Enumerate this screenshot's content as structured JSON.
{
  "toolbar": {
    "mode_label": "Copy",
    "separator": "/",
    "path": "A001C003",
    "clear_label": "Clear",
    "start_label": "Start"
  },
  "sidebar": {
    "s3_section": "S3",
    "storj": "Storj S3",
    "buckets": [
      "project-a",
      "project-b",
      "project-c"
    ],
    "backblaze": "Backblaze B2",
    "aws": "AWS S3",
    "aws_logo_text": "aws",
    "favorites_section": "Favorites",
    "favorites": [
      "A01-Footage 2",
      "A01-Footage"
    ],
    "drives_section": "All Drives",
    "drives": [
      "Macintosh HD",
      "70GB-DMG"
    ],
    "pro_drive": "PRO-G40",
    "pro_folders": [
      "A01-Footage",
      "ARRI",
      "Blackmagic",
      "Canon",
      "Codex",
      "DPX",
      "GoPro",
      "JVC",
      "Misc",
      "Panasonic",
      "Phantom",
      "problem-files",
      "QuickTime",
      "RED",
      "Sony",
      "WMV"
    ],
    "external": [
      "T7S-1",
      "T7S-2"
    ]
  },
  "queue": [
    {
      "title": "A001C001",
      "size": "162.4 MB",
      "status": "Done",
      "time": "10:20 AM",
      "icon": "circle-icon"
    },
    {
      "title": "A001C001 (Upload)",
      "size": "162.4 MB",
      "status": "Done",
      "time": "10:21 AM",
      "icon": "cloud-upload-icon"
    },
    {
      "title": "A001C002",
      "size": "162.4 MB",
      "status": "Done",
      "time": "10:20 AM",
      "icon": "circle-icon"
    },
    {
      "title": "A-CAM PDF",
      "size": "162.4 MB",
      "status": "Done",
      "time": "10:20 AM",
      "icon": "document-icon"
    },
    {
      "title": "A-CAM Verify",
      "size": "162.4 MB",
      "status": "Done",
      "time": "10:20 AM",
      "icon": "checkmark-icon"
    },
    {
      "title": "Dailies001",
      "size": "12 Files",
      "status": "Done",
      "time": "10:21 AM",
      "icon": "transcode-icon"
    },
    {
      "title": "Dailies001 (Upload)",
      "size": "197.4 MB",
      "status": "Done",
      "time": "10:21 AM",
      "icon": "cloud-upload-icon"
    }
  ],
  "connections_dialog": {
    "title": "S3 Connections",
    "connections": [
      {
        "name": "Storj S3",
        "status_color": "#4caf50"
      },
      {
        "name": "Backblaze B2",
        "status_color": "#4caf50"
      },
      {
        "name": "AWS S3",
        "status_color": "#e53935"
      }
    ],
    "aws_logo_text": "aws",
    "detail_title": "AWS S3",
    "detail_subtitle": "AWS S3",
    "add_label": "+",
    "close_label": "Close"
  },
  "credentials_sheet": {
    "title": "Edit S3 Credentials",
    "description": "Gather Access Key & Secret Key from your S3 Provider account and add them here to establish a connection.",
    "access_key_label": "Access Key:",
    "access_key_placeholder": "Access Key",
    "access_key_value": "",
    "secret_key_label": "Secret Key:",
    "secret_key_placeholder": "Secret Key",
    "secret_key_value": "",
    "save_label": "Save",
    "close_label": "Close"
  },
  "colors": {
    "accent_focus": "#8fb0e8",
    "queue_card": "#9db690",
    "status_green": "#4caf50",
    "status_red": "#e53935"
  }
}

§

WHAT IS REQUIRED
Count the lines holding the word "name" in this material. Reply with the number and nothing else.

OUTPUT OF THE EXERCISE
3